Six Caribbean nations are in the middle of the dispute which flared in the International Whaling Commission meeting in London. The conference ended without a vote on whether to overturn a 15-year old moratorium on commercial whaling. This is a very contentious issue with Japan and Norway leading the anti-moratorium pro-whaling forces. The meeting was clouded by allegations of vote-buying, with conservationists suggesting that Japan used foreign aid to pressure poor countries for their support. Many of the poor nations - including six in the Caribbean - voted with Japan on nearly every motion, including two that blocked the creation of special whale sanctuaries in the southern parts of the Atlantic and Pacific oceans. Japan denied the allegations.
The Caribbean countries are Antigua and Barbuda, St. Vincent and the Grenadines, St. Kitts and Nevis, Dominica, Grenada and St. Lucia, which is quite a strong block of votes on the 41-member commission. Dominica has just been granted a US9.8 million grant from Japan to finance their Coastal Fisheries project. Antigua Prime Minister Lester Bird admitted that his administration was supporting whaling because his country was getting aid from Japan but also because he claimed that research showed that the minky whale was no longer an endangered species.

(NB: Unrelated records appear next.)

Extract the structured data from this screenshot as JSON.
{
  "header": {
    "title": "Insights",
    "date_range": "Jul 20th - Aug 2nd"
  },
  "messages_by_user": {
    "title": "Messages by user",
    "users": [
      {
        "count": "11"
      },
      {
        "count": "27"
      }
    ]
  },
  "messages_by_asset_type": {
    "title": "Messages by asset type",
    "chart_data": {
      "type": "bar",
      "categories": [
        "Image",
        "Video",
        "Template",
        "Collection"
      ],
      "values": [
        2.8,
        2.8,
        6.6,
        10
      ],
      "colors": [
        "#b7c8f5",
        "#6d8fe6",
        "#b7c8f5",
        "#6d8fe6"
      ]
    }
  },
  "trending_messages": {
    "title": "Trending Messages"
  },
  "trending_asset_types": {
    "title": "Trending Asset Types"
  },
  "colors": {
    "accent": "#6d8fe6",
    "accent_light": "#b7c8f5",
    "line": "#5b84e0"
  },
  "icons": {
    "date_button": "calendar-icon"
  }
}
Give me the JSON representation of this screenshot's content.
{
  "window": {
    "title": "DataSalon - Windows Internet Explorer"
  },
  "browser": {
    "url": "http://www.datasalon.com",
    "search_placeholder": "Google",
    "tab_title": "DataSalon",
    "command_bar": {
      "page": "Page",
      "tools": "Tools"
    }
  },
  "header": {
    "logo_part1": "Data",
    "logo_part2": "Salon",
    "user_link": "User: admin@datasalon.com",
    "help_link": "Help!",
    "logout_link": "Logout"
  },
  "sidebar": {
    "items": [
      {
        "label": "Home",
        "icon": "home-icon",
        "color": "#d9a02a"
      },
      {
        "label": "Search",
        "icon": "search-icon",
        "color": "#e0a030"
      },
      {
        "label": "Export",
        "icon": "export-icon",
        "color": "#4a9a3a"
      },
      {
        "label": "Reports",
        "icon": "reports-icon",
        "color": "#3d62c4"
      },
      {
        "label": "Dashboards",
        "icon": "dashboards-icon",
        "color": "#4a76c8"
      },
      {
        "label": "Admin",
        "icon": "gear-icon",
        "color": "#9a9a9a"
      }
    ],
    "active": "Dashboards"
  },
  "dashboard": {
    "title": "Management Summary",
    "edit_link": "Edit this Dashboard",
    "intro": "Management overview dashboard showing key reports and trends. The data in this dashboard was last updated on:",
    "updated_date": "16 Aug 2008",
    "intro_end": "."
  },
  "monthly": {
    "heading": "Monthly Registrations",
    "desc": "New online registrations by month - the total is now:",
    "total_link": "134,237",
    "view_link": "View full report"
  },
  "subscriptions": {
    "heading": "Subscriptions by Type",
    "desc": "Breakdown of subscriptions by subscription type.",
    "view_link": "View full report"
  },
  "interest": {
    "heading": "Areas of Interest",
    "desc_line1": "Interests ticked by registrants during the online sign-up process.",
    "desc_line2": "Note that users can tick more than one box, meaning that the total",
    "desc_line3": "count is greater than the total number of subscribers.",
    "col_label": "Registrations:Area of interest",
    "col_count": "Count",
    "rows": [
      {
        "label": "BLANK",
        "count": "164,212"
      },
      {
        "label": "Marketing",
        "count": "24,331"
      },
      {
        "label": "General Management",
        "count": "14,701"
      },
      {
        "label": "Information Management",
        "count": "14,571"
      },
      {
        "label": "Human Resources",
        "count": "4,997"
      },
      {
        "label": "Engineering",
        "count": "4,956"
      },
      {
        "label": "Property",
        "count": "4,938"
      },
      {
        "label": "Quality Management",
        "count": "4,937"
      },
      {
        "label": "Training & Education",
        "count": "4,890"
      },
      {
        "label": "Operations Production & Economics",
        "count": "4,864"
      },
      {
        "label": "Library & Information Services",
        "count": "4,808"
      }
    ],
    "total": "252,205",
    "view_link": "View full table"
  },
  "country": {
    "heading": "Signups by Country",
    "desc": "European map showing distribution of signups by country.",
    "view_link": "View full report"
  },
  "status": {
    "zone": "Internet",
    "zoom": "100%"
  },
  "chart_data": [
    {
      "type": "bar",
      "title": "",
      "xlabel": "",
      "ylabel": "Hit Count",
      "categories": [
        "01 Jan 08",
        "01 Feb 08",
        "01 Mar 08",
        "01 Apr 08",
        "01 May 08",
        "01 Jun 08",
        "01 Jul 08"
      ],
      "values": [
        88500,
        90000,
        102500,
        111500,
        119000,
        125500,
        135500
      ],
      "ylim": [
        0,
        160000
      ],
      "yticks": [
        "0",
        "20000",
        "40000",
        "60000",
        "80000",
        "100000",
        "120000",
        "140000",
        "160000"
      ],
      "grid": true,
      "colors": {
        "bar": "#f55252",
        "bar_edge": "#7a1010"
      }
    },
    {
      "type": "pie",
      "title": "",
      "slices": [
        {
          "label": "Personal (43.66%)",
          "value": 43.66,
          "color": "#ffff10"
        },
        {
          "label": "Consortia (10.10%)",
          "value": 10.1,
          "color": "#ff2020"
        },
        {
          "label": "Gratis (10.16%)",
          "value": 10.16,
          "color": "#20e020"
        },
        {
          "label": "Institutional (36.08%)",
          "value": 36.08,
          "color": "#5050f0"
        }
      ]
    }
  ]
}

A religious group opposed to the U.S. trade embargo against Cuba arrived there recently in advance of its delivery of 80 tons of humanitarian aid. The Rev. Lucius Walker, founder of Pastors for Peace, said the 90 people in his group - most of them Americans - planned on returning home with Cuban products to demonstrate its opposition to U.S. restrictions on such imports. The aid - including medical equipment, tools for bicycle repair, school materials, computers, and food - left the Mexican port of Tampico on a Havana-bound ship on Wednesday and is expected to arrive later this week. The group that arrived in Havana aboard a commercial flight from Mexico on Wednesday had accompanied the shipment in a caravan of buses across the U.S. border into Mexico. This is the 12th visit to Cuba by Walker, who founded Pastors for Peace in 1988 to deliver aid from Americans to the Cuban people.